The creators of a video game called Project: Evo are marketing it not to kids but to older adults, doctors and the FDA. They claim the tricky game strengthens memory, reflexes and multi-tasking, all mental skills that slacken as we age. But do brain games really work?
Most neuroscientists say there isn't enough evidence to back up most games' promises. This month, a group of 30 scientists even released a statement called “The Consensus on the Brain Training Industry From the Scientific Community" saying the games' health values tend to be exaggerated at best and misleading at worst.

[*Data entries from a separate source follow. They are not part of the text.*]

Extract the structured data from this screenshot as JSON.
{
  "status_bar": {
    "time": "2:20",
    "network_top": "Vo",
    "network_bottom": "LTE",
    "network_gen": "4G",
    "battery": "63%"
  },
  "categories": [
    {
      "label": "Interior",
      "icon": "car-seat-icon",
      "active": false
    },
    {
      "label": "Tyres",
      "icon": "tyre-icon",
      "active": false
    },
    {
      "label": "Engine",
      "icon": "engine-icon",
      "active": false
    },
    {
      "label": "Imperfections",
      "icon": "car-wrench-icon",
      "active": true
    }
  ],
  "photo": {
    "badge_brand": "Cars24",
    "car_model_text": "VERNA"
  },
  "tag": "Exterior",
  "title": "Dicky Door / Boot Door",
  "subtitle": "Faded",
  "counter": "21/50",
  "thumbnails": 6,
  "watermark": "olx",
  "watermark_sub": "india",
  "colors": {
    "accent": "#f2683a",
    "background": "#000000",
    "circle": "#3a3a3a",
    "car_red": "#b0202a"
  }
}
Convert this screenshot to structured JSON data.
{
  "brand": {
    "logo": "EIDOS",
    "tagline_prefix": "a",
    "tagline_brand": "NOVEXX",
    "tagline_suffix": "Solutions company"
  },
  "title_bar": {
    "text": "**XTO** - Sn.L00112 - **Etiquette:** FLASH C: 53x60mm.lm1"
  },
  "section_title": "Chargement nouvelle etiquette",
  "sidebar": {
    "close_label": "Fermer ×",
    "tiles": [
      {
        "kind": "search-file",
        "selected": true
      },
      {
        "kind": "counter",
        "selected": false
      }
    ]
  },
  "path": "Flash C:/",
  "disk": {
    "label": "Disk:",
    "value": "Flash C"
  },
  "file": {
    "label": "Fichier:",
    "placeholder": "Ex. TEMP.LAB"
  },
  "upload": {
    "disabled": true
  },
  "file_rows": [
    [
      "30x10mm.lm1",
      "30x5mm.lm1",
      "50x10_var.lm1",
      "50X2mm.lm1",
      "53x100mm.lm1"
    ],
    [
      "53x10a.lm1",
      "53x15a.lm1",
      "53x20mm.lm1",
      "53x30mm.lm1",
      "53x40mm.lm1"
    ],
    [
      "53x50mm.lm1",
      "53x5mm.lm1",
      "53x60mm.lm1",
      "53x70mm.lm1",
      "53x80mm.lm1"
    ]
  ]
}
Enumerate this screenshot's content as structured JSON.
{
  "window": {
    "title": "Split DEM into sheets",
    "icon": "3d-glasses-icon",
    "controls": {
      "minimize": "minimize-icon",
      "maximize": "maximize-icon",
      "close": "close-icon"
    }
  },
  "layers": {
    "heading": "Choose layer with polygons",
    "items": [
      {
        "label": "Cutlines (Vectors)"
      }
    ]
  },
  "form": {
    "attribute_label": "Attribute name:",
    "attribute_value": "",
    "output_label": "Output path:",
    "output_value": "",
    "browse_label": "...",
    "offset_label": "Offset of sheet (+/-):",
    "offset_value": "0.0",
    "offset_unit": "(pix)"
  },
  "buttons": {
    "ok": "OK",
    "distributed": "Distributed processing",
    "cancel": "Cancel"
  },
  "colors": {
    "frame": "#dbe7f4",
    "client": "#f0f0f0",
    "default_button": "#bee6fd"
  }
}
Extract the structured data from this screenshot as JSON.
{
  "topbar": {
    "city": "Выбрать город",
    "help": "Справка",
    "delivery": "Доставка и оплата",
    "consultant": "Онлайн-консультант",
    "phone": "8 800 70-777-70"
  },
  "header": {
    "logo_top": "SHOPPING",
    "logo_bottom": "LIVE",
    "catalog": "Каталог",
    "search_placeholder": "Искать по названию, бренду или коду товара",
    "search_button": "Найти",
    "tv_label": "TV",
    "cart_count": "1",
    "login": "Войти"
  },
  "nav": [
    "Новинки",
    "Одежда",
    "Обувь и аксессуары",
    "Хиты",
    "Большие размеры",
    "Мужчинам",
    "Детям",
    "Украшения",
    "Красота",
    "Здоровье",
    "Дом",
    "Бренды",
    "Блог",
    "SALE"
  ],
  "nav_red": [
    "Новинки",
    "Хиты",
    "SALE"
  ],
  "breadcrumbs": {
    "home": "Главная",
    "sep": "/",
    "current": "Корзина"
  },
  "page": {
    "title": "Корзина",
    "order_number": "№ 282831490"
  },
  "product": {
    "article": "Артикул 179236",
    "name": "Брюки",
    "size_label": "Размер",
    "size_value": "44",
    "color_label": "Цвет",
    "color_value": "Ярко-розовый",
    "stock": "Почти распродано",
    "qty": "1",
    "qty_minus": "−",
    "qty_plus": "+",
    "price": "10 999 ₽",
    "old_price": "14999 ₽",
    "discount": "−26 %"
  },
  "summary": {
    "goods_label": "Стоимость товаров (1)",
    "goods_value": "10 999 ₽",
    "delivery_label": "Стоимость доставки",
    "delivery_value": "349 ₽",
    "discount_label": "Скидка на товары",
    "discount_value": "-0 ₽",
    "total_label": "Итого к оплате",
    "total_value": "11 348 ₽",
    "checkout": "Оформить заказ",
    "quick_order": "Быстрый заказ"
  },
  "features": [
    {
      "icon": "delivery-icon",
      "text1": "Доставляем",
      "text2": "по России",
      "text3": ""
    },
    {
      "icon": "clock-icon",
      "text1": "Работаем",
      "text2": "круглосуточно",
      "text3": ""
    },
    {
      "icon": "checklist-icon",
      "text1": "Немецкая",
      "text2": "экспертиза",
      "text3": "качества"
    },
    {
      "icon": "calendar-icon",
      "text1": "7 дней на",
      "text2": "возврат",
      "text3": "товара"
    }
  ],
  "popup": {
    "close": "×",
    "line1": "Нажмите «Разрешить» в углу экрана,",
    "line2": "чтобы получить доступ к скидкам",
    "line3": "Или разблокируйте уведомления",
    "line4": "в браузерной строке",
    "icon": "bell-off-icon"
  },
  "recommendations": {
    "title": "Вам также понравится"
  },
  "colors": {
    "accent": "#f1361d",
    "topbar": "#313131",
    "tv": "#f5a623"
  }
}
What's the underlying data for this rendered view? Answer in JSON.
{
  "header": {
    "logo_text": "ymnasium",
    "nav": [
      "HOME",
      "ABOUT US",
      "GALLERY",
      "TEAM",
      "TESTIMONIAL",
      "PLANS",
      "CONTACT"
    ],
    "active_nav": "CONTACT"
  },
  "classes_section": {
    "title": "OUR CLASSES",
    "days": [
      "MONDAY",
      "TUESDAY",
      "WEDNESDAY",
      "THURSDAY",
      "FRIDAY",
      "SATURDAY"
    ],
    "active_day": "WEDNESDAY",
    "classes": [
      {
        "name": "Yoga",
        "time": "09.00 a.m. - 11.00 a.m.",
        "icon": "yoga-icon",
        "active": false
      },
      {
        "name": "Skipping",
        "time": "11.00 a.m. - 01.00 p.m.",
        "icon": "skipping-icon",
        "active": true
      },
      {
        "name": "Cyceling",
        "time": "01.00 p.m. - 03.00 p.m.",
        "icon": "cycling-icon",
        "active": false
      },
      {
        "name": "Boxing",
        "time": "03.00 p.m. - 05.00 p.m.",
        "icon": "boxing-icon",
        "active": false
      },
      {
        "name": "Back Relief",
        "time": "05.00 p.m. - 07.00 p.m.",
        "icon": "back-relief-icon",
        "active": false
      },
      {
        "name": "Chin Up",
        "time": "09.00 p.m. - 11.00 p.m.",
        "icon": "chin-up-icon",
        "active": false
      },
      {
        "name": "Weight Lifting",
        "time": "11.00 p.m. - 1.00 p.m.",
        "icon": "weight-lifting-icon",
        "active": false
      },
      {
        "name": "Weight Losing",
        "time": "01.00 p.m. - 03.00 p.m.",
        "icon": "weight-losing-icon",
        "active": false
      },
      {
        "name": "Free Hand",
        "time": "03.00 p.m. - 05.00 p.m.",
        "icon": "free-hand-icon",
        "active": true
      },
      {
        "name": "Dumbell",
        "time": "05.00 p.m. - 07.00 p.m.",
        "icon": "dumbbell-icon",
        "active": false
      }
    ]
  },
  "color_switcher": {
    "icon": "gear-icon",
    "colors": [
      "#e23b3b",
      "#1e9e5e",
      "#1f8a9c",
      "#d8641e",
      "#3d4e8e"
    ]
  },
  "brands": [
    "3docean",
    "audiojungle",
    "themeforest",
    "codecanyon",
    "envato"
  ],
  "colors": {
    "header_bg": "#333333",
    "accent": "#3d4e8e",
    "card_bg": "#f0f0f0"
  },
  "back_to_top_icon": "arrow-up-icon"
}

Project: Evo, however, might be an outlier. The game's first iteration, NeuroRacer, yielded very promising results in a study, according to The New York Times:
The results were stark. Older adults who played the hardest version of NeuroRacer became very good at it — as good as 20-year-olds playing it for the first time. And crucially, there was “transfer.” Standard laboratory tests used to gauge a person’s working memory and ability to sustain attention showed that the NeuroRacer vets had “improved significantly.” And those skills weren’t the ones the game was specifically designed to focus on — their improvement was just a positive side effect. The players didn’t merely become better at NeuroRacer; they also became sharper at other things.
The game is currently being tested for effectiveness in treating conditions that accompany aging as well as act as a test to detect Alzheimer's.
In the meantime, scientists say regular exercise, learning a difficult new skill like a language and keeping up an active social life are all better-proven ways to maintain a healthy mind. But while many are skeptical, researchers aren't ruling out the idea that these games could have proven benefits in the future.
Even Project: Evo's developer Adam Gazzaley signed the statement, but encouraged the group to use more optimistic language. “Does anyone actually think there’s nothing here? My view is that from the work that we’ve done, there’s a signal," Gazzaley said to the times. "I’m a cautious optimist. If I didn’t think there was a signal, I’d be out of here — I’m not going to waste my entire career.”
Read the rest of the article in The New York Times.